CFT members worked so hard to put Proposition 15, also known as Schools & Communities First, on the November ballot and over the finish line right through the close of polling places on Election Day.
But after election day, Prop 15 was trailing by about 400,000 votes with approximately 4 million votes yet to be counted. CFT and campaign allies were optimistic and patient, holding out hope that the measure would amass the votes needed to pass.
Educators do have experience waiting for California election results. Only two years ago in the race for State Superintendent of Public Instruction, Marshall Tuck was leading on election night. It took a full two weeks for Tony Thurmond to ultimately prevail and win the election.
But unfortunately, Prop 15 went the other direction and failed to get the needed votes in the days following the election. Nonetheless, this campaign has allowed the CFT and its allies to build a strong coalition for future efforts, and it will not give up on this important reform that will bring billions to our public schools and colleges.
The outcomes of two other key ballot measures were clear immediately after the election. Unfortunately the measure to end affirmative action, Prop 16, failed, and Prop 22, the labor-supported measure to end the exploitation of gig workers passed.

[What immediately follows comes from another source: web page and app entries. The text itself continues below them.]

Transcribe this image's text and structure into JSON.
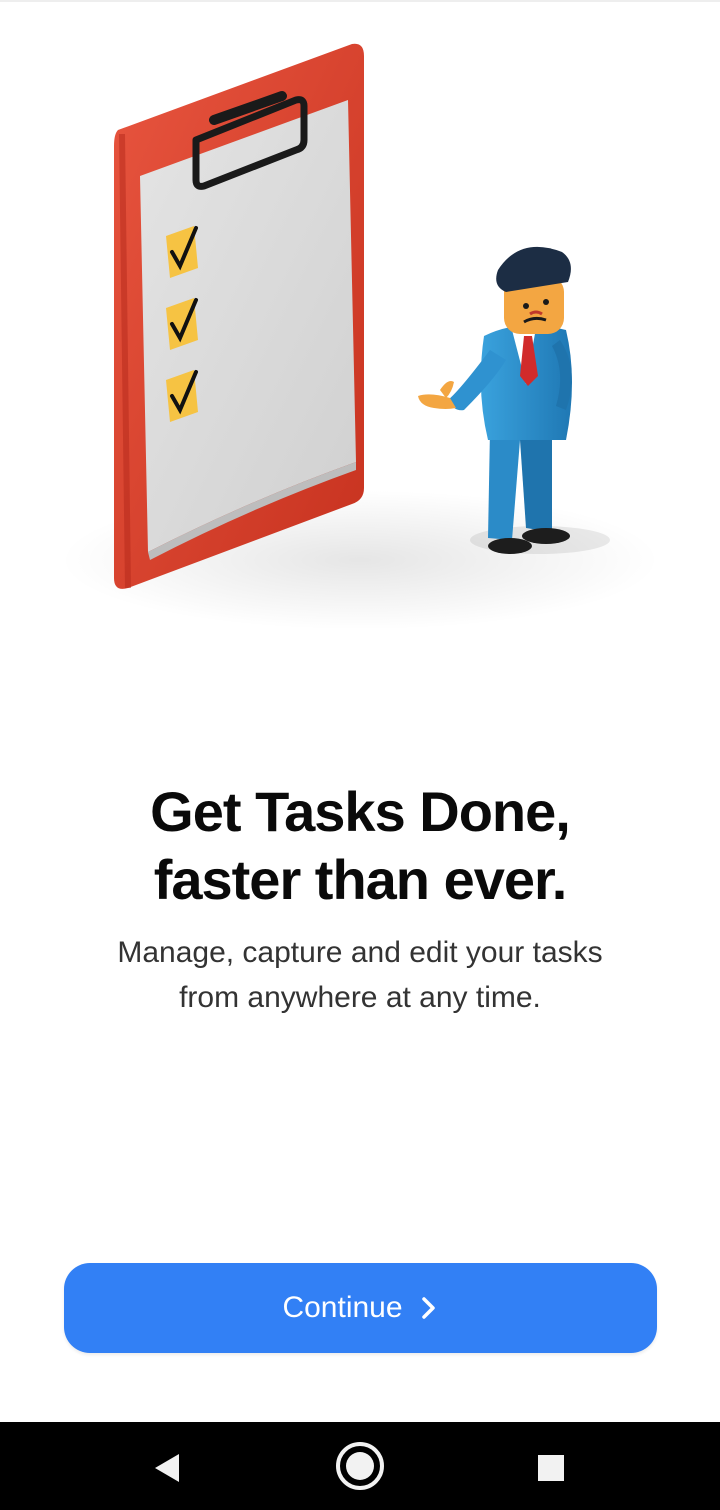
{
  "onboarding": {
    "headline_line1": "Get Tasks Done,",
    "headline_line2": "faster than ever.",
    "subtitle_line1": "Manage, capture and edit your tasks",
    "subtitle_line2": "from anywhere at any time.",
    "continue_label": "Continue"
  },
  "icons": {
    "continue": "chevron-right-icon",
    "back": "back-triangle-icon",
    "home": "home-circle-icon",
    "recents": "recents-square-icon"
  },
  "colors": {
    "primary_button": "#3280f5",
    "clipboard_red": "#e0412e",
    "checkbox_yellow": "#f6c343",
    "suit_blue": "#2e93d1",
    "navbar": "#000000"
  }
}
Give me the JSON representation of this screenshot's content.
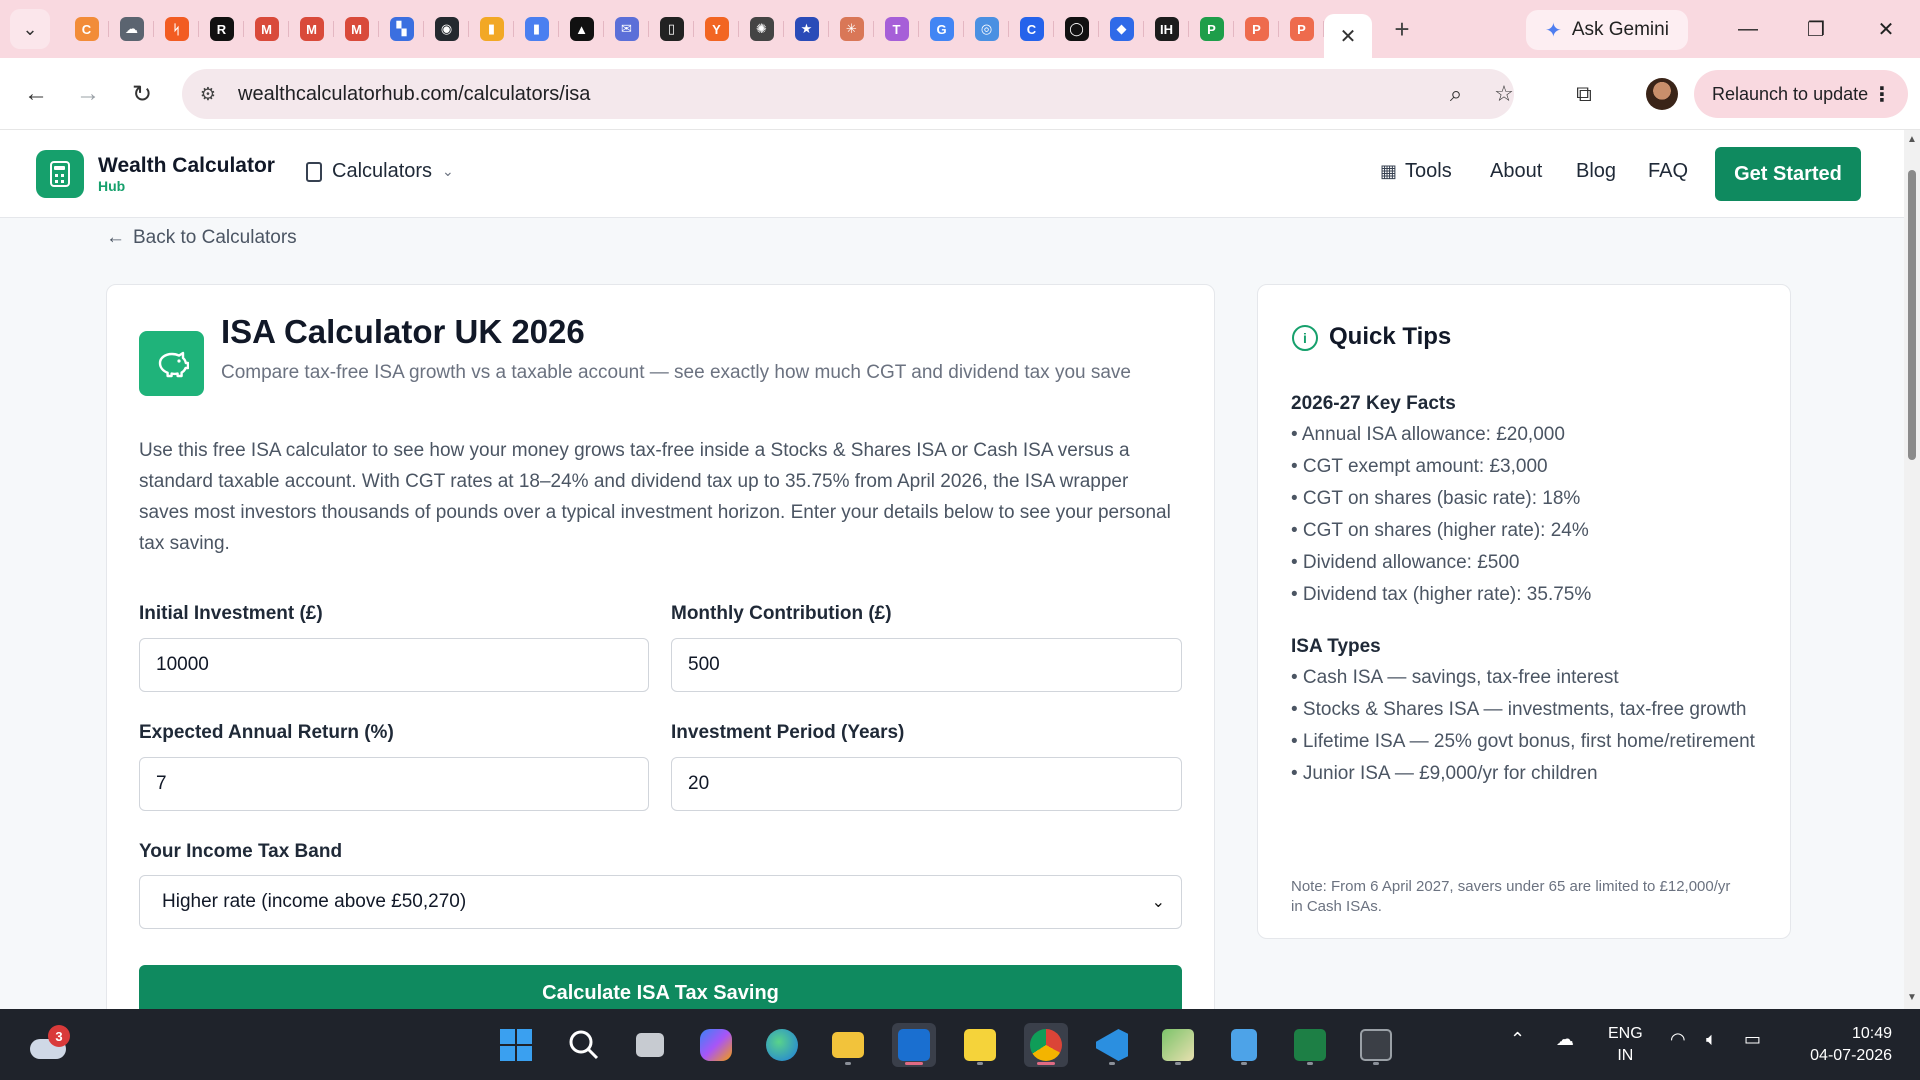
{
  "browser": {
    "pinned_tabs": [
      {
        "icon": "orange-c",
        "color": "#f28c38",
        "glyph": "C"
      },
      {
        "icon": "cloud-icon",
        "color": "#5b6470",
        "glyph": "☁"
      },
      {
        "icon": "orange-zap",
        "color": "#f25c22",
        "glyph": "ᛋ"
      },
      {
        "icon": "black-r",
        "color": "#111111",
        "glyph": "R"
      },
      {
        "icon": "gmail-icon",
        "color": "#d94a3a",
        "glyph": "M"
      },
      {
        "icon": "gmail-icon",
        "color": "#d94a3a",
        "glyph": "M"
      },
      {
        "icon": "gmail-icon",
        "color": "#d94a3a",
        "glyph": "M"
      },
      {
        "icon": "bookmark-blue",
        "color": "#3b6fe0",
        "glyph": "▚"
      },
      {
        "icon": "github-icon",
        "color": "#24292f",
        "glyph": "◉"
      },
      {
        "icon": "analytics-icon",
        "color": "#f2a825",
        "glyph": "▮"
      },
      {
        "icon": "analytics-blue",
        "color": "#4a7ff0",
        "glyph": "▮"
      },
      {
        "icon": "triangle-icon",
        "color": "#111111",
        "glyph": "▲"
      },
      {
        "icon": "inbox-icon",
        "color": "#5b6fd8",
        "glyph": "✉"
      },
      {
        "icon": "notion-icon",
        "color": "#222222",
        "glyph": "▯"
      },
      {
        "icon": "ycombinator-icon",
        "color": "#f26522",
        "glyph": "Y"
      },
      {
        "icon": "openai-icon",
        "color": "#444444",
        "glyph": "✺"
      },
      {
        "icon": "shield-icon",
        "color": "#2a4bb8",
        "glyph": "★"
      },
      {
        "icon": "claude-icon",
        "color": "#d97757",
        "glyph": "✳"
      },
      {
        "icon": "translate-icon",
        "color": "#a65fd8",
        "glyph": "T"
      },
      {
        "icon": "google-icon",
        "color": "#4285f4",
        "glyph": "G"
      },
      {
        "icon": "chrome-blue",
        "color": "#4a90e2",
        "glyph": "◎"
      },
      {
        "icon": "c-blue",
        "color": "#2563eb",
        "glyph": "C"
      },
      {
        "icon": "circle-black",
        "color": "#111111",
        "glyph": "◯"
      },
      {
        "icon": "diamond-blue",
        "color": "#2f6ae8",
        "glyph": "◆"
      },
      {
        "icon": "ih-icon",
        "color": "#1c1c1c",
        "glyph": "IH"
      },
      {
        "icon": "p-green",
        "color": "#1e9e4a",
        "glyph": "P"
      },
      {
        "icon": "p-orange",
        "color": "#ee6b4d",
        "glyph": "P"
      },
      {
        "icon": "p-orange",
        "color": "#ee6b4d",
        "glyph": "P"
      }
    ],
    "gemini_label": "Ask Gemini",
    "url": "wealthcalculatorhub.com/calculators/isa",
    "relaunch_label": "Relaunch to update"
  },
  "site": {
    "brand_name": "Wealth Calculator",
    "brand_sub": "Hub",
    "calculators_menu": "Calculators",
    "nav": {
      "tools": "Tools",
      "about": "About",
      "blog": "Blog",
      "faq": "FAQ"
    },
    "cta": "Get Started",
    "back_link": "Back to Calculators"
  },
  "calculator": {
    "title": "ISA Calculator UK 2026",
    "subtitle": "Compare tax-free ISA growth vs a taxable account — see exactly how much CGT and dividend tax you save",
    "intro": "Use this free ISA calculator to see how your money grows tax-free inside a Stocks & Shares ISA or Cash ISA versus a standard taxable account. With CGT rates at 18–24% and dividend tax up to 35.75% from April 2026, the ISA wrapper saves most investors thousands of pounds over a typical investment horizon. Enter your details below to see your personal tax saving.",
    "fields": {
      "initial": {
        "label": "Initial Investment (£)",
        "value": "10000"
      },
      "monthly": {
        "label": "Monthly Contribution (£)",
        "value": "500"
      },
      "return": {
        "label": "Expected Annual Return (%)",
        "value": "7"
      },
      "period": {
        "label": "Investment Period (Years)",
        "value": "20"
      },
      "band": {
        "label": "Your Income Tax Band",
        "value": "Higher rate (income above £50,270)"
      }
    },
    "submit": "Calculate ISA Tax Saving"
  },
  "tips": {
    "title": "Quick Tips",
    "facts_heading": "2026-27 Key Facts",
    "facts": [
      "• Annual ISA allowance: £20,000",
      "• CGT exempt amount: £3,000",
      "• CGT on shares (basic rate): 18%",
      "• CGT on shares (higher rate): 24%",
      "• Dividend allowance: £500",
      "• Dividend tax (higher rate): 35.75%"
    ],
    "types_heading": "ISA Types",
    "types": [
      "• Cash ISA — savings, tax-free interest",
      "• Stocks & Shares ISA — investments, tax-free growth",
      "• Lifetime ISA — 25% govt bonus, first home/retirement",
      "• Junior ISA — £9,000/yr for children"
    ],
    "note": "Note: From 6 April 2027, savers under 65 are limited to £12,000/yr in Cash ISAs."
  },
  "taskbar": {
    "weather_badge": "3",
    "lang_top": "ENG",
    "lang_bottom": "IN",
    "time": "10:49",
    "date": "04-07-2026"
  },
  "colors": {
    "brand_green": "#0f8a5f",
    "tab_strip": "#f9d9e0"
  }
}
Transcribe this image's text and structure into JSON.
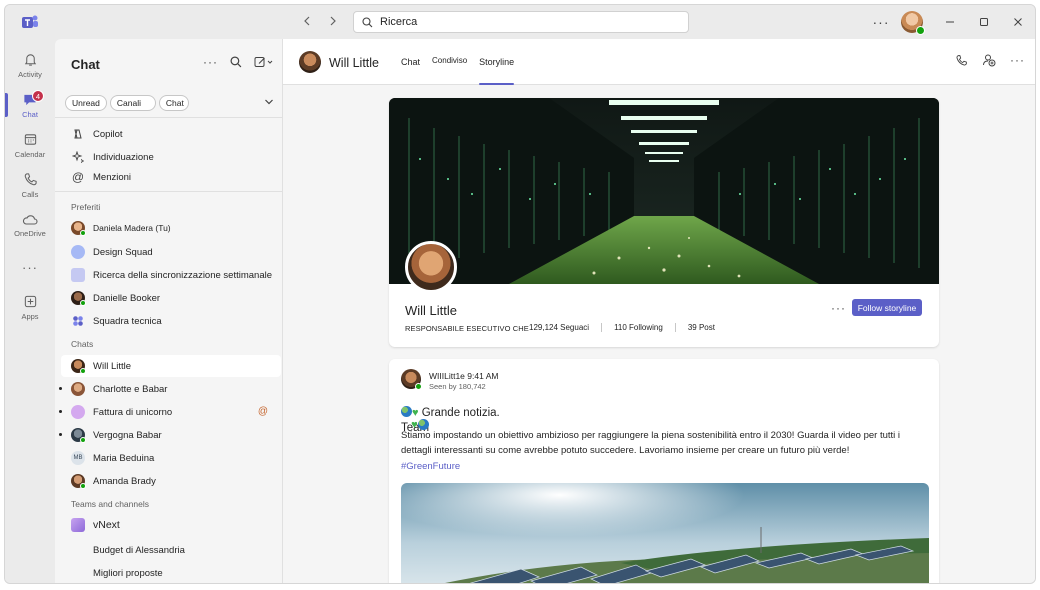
{
  "titlebar": {
    "search_placeholder": "Ricerca",
    "more": "···"
  },
  "rail": [
    {
      "label": "Activity",
      "icon": "bell-icon"
    },
    {
      "label": "Chat",
      "icon": "chat-icon",
      "badge": "4",
      "active": true
    },
    {
      "label": "Calendar",
      "icon": "calendar-icon"
    },
    {
      "label": "Calls",
      "icon": "phone-icon"
    },
    {
      "label": "OneDrive",
      "icon": "cloud-icon"
    },
    {
      "label": "···",
      "icon": "more-icon"
    },
    {
      "label": "Apps",
      "icon": "add-apps-icon"
    }
  ],
  "chatpanel": {
    "title": "Chat",
    "filters": [
      "Unread",
      "Canali",
      "Chat"
    ],
    "quick": [
      "Copilot",
      "Individuazione",
      "Menzioni"
    ],
    "favorites_label": "Preferiti",
    "favorites": [
      "Daniela Madera (Tu)",
      "Design Squad",
      "Ricerca della sincronizzazione settimanale",
      "Danielle Booker",
      "Squadra tecnica"
    ],
    "chats_label": "Chats",
    "chats": [
      "Will Little",
      "Charlotte e Babar",
      "Fattura di unicorno",
      "Vergogna Babar",
      "Maria Beduina",
      "Amanda Brady"
    ],
    "maria_initials": "MB",
    "teams_label": "Teams and channels",
    "teams": [
      "vNext",
      "Budget di Alessandria",
      "Migliori proposte"
    ],
    "mention_symbol": "@"
  },
  "header": {
    "name": "Will Little",
    "tabs": [
      "Chat",
      "Condiviso",
      "Storyline"
    ],
    "more": "···"
  },
  "profile": {
    "name": "Will Little",
    "role": "RESPONSABILE ESECUTIVO CHE",
    "followers": "129,124 Seguaci",
    "following": "110 Following",
    "posts": "39 Post",
    "more": "···",
    "follow_label": "Follow storyline"
  },
  "post": {
    "author": "WIIILitt1e 9:41 AM",
    "seen": "Seen by 180,742",
    "headline": "Grande notizia. Team",
    "body": "Stiamo impostando un obiettivo ambizioso per raggiungere la piena sostenibilità entro il 2030! Guarda il video per tutti i dettagli interessanti su come avrebbe potuto succedere. Lavoriamo insieme per creare un futuro più verde!",
    "tag": "#GreenFuture"
  },
  "colors": {
    "accent": "#5b5fc7",
    "badge": "#c4314b",
    "presence": "#13a10e",
    "mention": "#c5652d"
  }
}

“While we may have lost those individual propositions, we will continue to fight for equity and fairness,” said CFT President Jeff Freitas.